» **PROBLEM TO WORK ON**: Using the records below, filter out every line that lacks "user" and copy the rest.
START TASK DATA
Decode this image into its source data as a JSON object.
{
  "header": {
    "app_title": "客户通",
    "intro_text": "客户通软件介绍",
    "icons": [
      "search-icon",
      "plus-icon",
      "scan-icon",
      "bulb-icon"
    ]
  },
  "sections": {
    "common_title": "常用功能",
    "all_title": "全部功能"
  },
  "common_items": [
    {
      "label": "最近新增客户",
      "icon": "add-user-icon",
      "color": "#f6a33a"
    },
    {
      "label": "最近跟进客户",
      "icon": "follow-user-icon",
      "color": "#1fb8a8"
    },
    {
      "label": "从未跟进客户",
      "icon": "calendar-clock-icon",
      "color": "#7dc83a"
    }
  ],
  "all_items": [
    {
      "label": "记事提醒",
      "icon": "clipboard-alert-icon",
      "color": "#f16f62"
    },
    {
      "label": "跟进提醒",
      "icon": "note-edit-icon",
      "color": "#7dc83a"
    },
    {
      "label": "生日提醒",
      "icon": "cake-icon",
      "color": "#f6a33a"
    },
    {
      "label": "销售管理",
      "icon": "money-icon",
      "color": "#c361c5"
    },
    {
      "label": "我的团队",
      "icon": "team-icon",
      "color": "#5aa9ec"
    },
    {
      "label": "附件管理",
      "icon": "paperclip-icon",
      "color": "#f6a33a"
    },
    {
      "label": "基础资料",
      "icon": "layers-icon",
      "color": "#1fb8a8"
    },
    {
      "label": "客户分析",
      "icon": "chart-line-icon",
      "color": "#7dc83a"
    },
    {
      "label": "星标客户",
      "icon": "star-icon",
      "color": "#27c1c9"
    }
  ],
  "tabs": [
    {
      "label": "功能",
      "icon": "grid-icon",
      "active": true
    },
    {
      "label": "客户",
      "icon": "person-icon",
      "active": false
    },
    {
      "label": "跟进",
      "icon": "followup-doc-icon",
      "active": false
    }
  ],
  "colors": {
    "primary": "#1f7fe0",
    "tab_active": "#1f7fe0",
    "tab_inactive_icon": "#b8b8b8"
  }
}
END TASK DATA
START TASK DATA
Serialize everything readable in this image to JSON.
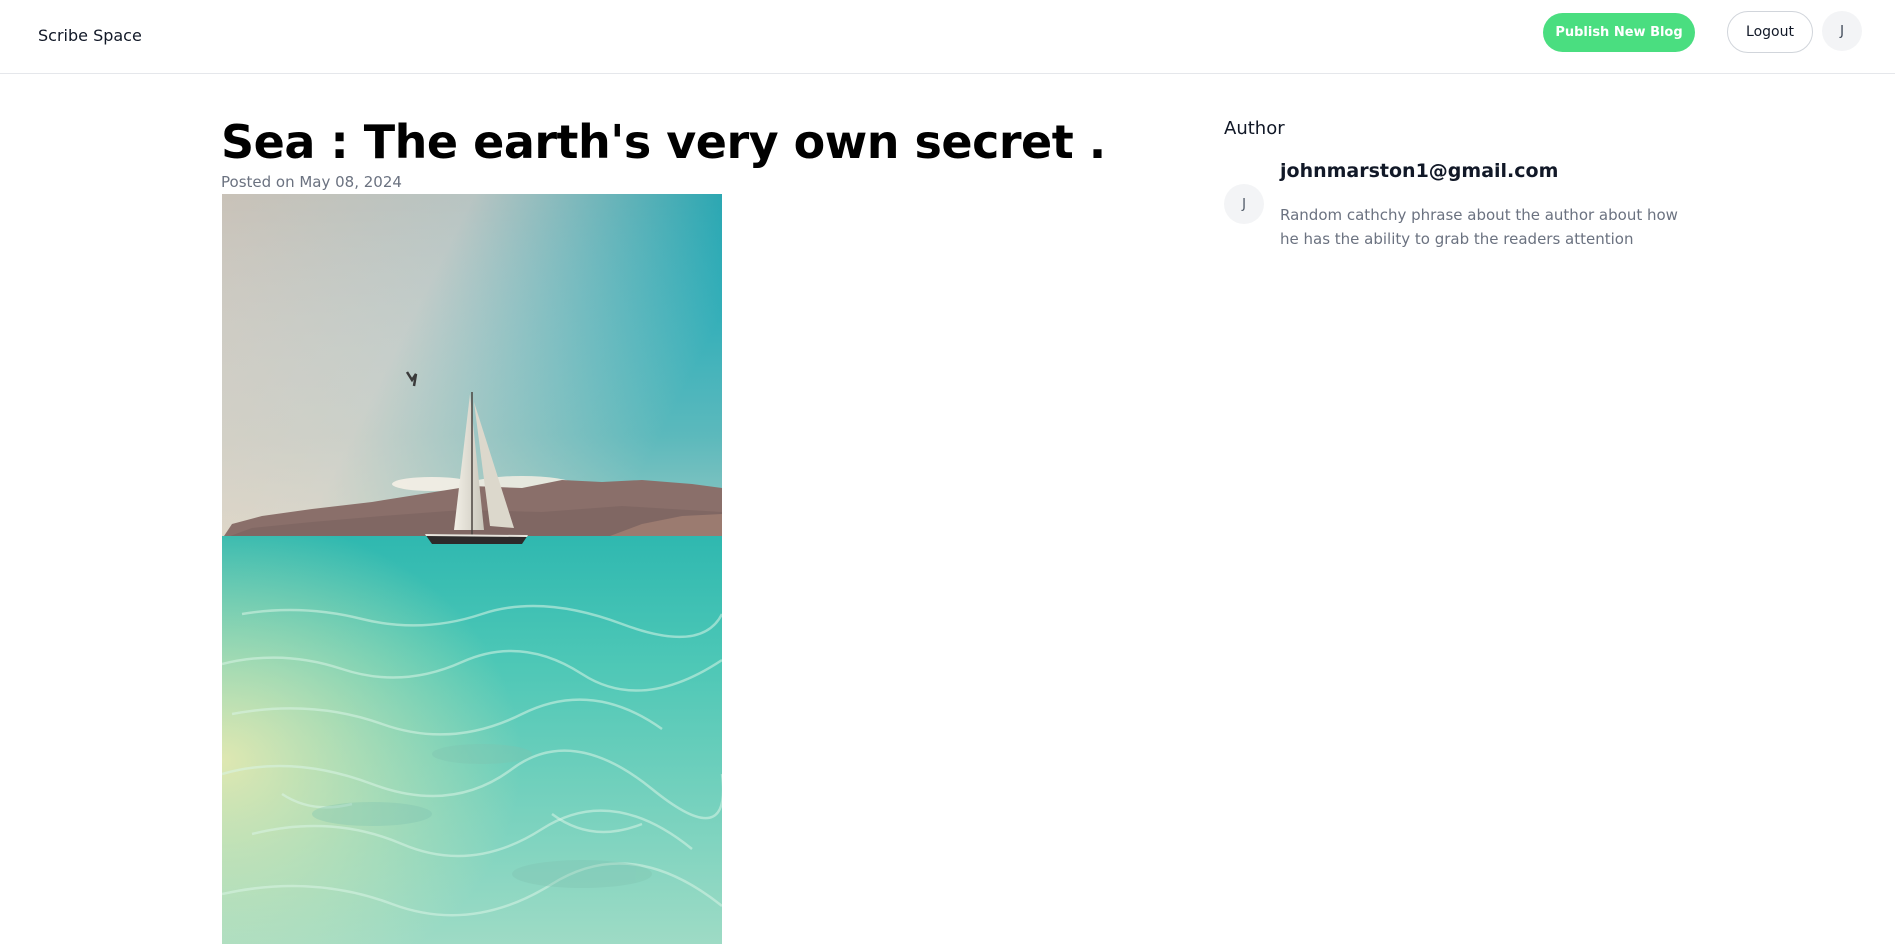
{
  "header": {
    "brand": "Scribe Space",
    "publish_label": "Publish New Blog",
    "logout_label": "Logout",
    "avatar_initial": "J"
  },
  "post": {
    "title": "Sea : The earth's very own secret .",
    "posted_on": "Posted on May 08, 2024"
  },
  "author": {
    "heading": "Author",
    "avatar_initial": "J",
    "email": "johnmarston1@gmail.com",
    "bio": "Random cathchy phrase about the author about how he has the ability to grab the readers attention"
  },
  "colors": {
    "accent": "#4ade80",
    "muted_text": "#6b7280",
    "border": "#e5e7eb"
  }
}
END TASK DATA
» **RESULT FOR THIS EXERCISE**:
      "icon": "add-user-icon",
      "icon": "follow-user-icon",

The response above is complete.